Of course, $7.4 million is only a drop in the ol bucket for Target. Target is the 11th largest retailer in the world and based just on its revenue and profits from the last three years, Target is worth $62.6 billion.

 

 

{ 6 comments… read them below or add one }

retired botanist February 1, 2019 at 12:58 pm

Yeah. “Foul now. Pay later. So what?” Audits? Inspections? Like that’s going to clean up the pollution this company spews every single day?! This is chump change to Target, and the fact that its their second violation should tell consumers just how much they “care”.
And how much of that money do you think actually goes to clean up? None, it goes to lawyers, it goes to middle managers who push paperwork, it goes to greenwash marketing…it basically goes everywhere and into everyone’s pockets except remediation of the environment. Its disgusting. You’d think they could at least quit generating those hideous plastic bags! Absolute LOSER company, from any perspective!

Reply

Sam February 1, 2019 at 9:17 pm

Do you have a proposal for what they should do rather than pay the fine? Perhaps you should funnel your energy into finding a solution rather than just griping about it. Just a thought…

Reply

Frank Gormlie Frank Gormlie February 4, 2019 at 11:08 am

The role of grassroots citizen journalism is to bring attention to the actions of corporate behemoths who wish to join the village of OB. This is not “griping” – it’s called something else.

Reply

retired botanist February 4, 2019 at 1:46 pm

Sam- Yep, “just a thought” is a fundamental problem in our culture- we seem unable to move beyond that little light bulb. “Just an act” would be so much better!
Now what could Target do? In a nutshell, change the business model. Quit glutting the market with items like disposable clothing, products encased in plastics, widgets people don’t need, wasteful expensive advertising. Implement an actual recycling program instead of dumpster filling. Endorse and support, with that $ above, real environmental clean-up programs. Adopt a landfill instead of a highway. Offer e-waste recycling programs. Implement LID design. Pay their CEOs less $, reduce the profit margin and re-channel some of that profit into worthy causes rather than the pockets of 1%ers. Pay their employees a decent wage and provide them with real benefits. Any of these actions are environmentally superior to fines and audits.

What can we do? Small acts of individual conscientiousness would be a good start! For example, how truly diminished, or enhanced, would one’s day be if one couldn’t shop at a Target, Walmart or Costco? Saving a $1.50 by driving to a big box store, getting that $3 of extra materialism b/c there’s a ‘volume discount”? How onerous would it be to bring a re-usable cloth bag to a store instead of walking away with 5 R&W, non-biodegradable bags. Other stores are doing it- what’s Target’s problem? How deficient would one’s daily meal be if it didn’t include food grown 1/2 way around the world harvested by someone making $5/day? That’s the sort of thing we could do, or avoid…

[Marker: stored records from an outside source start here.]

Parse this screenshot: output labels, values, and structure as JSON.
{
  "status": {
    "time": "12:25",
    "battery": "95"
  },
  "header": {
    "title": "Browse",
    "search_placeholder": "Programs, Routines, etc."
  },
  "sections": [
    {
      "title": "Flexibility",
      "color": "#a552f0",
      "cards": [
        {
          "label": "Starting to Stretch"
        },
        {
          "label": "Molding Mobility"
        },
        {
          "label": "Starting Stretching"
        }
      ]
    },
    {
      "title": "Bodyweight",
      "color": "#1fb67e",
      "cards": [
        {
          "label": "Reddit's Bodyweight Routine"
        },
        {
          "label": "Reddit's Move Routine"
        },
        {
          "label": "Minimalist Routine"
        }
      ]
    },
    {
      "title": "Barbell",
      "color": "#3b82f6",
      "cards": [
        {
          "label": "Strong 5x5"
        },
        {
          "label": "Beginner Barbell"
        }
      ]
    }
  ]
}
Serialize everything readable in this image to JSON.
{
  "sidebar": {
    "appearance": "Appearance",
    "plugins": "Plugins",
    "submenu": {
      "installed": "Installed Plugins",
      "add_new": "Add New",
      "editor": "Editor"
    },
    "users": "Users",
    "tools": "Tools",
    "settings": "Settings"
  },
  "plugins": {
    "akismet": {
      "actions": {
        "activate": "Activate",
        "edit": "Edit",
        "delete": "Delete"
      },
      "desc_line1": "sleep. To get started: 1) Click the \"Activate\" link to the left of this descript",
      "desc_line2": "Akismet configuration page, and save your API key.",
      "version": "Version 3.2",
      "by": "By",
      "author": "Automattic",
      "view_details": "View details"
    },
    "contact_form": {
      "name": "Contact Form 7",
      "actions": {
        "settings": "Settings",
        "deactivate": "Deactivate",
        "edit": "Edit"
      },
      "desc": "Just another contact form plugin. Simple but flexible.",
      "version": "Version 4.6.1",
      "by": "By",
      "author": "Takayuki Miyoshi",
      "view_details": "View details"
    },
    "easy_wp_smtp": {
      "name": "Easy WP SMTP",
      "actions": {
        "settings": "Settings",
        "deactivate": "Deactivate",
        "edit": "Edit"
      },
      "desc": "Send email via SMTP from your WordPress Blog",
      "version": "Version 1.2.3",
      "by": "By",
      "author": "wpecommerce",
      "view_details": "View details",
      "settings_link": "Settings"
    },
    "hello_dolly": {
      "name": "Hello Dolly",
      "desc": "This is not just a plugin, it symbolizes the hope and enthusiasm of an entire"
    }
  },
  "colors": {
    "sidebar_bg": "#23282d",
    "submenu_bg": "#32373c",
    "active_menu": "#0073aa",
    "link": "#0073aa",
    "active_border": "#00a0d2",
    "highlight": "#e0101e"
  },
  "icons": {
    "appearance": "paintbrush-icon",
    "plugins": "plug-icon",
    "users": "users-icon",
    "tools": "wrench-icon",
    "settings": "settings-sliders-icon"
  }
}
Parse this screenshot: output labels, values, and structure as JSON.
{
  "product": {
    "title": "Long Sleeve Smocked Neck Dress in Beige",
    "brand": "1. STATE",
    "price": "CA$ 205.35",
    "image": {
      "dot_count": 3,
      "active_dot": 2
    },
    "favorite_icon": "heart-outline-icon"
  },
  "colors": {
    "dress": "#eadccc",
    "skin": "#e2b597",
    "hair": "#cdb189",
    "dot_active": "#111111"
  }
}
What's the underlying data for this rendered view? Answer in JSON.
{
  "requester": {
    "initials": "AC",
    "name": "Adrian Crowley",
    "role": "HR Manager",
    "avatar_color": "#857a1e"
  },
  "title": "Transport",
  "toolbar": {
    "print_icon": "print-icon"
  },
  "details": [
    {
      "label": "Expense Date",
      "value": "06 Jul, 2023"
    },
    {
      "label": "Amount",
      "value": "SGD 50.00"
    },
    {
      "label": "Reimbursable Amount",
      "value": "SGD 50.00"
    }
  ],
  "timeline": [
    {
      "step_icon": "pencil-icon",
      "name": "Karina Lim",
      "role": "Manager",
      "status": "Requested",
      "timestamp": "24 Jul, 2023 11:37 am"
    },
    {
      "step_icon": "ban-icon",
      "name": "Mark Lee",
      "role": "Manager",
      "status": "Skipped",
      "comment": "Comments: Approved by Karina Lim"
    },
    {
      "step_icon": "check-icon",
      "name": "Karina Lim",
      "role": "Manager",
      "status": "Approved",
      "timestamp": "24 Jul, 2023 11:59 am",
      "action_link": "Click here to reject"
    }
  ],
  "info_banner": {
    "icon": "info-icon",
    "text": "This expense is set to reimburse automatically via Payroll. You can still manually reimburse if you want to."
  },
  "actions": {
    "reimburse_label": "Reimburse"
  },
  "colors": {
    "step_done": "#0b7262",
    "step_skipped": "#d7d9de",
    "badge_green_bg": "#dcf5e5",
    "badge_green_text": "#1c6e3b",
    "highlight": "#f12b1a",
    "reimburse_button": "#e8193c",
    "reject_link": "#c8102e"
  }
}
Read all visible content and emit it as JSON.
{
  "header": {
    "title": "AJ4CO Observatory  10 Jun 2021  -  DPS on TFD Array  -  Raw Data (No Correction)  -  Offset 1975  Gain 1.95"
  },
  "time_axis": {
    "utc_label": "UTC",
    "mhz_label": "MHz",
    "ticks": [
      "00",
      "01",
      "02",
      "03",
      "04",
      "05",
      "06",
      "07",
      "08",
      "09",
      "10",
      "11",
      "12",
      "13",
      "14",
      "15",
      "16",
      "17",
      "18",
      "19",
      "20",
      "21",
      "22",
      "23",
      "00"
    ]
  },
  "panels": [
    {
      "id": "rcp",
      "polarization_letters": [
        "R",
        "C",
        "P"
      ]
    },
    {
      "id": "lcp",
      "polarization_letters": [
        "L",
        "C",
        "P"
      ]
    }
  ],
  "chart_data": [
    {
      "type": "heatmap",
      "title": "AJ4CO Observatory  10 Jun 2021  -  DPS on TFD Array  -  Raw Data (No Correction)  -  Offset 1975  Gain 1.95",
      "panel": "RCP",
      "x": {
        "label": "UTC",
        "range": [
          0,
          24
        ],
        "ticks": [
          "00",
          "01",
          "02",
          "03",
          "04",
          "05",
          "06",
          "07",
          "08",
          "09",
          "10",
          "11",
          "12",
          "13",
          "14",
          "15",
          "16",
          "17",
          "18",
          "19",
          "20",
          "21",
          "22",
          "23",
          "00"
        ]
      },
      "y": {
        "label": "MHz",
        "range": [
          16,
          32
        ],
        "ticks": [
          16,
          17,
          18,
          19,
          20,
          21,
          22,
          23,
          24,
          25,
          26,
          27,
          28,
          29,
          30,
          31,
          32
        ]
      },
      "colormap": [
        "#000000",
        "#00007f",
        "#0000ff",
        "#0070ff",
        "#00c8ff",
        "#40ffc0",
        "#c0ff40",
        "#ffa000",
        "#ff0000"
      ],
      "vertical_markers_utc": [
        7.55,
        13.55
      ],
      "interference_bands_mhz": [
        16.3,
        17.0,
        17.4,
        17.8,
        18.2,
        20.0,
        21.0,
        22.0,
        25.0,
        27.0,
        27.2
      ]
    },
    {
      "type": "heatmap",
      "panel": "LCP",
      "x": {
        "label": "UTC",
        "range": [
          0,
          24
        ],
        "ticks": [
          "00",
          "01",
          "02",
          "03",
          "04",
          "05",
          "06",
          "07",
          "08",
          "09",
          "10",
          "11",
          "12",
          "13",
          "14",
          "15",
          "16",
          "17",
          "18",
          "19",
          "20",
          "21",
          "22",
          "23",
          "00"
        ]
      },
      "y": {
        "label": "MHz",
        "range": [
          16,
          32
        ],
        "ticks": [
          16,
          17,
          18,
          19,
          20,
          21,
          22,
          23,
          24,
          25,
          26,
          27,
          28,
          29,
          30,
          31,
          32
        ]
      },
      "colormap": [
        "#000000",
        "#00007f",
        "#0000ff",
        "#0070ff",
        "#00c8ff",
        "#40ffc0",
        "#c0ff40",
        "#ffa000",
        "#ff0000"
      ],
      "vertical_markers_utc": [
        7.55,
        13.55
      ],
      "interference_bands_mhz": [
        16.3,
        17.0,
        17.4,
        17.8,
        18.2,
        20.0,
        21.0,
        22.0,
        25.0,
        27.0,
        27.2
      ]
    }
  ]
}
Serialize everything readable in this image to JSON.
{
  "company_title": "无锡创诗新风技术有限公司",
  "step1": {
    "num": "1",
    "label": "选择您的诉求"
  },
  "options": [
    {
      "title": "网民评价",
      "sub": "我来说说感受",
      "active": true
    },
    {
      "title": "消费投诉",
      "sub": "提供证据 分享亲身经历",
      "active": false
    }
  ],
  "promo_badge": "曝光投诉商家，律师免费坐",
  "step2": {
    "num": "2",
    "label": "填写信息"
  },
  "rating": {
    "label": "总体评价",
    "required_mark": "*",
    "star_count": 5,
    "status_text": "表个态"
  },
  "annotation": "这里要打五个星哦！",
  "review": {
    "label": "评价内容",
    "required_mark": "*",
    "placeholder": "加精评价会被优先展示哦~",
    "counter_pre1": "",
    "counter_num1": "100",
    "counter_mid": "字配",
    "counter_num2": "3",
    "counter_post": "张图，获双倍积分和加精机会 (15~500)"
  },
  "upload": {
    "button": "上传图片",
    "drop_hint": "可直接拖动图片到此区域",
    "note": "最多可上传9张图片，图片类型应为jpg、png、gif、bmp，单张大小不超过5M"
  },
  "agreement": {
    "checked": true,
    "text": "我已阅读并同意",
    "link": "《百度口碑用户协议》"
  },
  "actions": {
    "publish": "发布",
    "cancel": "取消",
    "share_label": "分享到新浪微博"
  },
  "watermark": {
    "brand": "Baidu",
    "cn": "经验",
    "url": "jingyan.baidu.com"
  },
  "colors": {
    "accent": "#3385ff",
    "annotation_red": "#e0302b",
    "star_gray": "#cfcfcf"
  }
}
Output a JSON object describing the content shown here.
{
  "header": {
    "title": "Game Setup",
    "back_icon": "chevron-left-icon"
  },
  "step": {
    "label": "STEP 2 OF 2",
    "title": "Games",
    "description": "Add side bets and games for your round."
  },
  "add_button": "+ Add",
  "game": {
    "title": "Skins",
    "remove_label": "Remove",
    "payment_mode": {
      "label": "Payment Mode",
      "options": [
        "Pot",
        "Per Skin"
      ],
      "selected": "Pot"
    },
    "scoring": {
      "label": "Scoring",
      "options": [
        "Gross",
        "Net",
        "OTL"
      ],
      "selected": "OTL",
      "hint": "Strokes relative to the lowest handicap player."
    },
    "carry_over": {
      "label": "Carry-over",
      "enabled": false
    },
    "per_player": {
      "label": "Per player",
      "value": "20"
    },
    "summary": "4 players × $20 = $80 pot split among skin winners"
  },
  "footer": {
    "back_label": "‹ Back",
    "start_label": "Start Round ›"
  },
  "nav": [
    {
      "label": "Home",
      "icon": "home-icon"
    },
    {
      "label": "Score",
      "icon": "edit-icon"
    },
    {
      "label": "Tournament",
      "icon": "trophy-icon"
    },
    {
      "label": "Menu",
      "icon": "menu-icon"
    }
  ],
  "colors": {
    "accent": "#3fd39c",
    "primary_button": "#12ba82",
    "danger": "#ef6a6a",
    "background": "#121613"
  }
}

There are lots of solutions. Better for them, better for us, better for the environment. Actions speak louder than words or “thoughts”, and fines and audits, for these mega-corporations are just disposable, “thought”-less actions.

Reply

Vern February 1, 2019 at 2:06 pm

Now that’s a really good neighbor, eh? Way to go Target.
Kinda like RiteAid dumping all the pharma-waste not too long ago.

Reply

kh February 1, 2019 at 6:41 pm

That’d be the equivalent of one of us getting fined 35 bucks.

Shameful behavior.

Reply

Leave a Comment

Older Article:

Newer Article: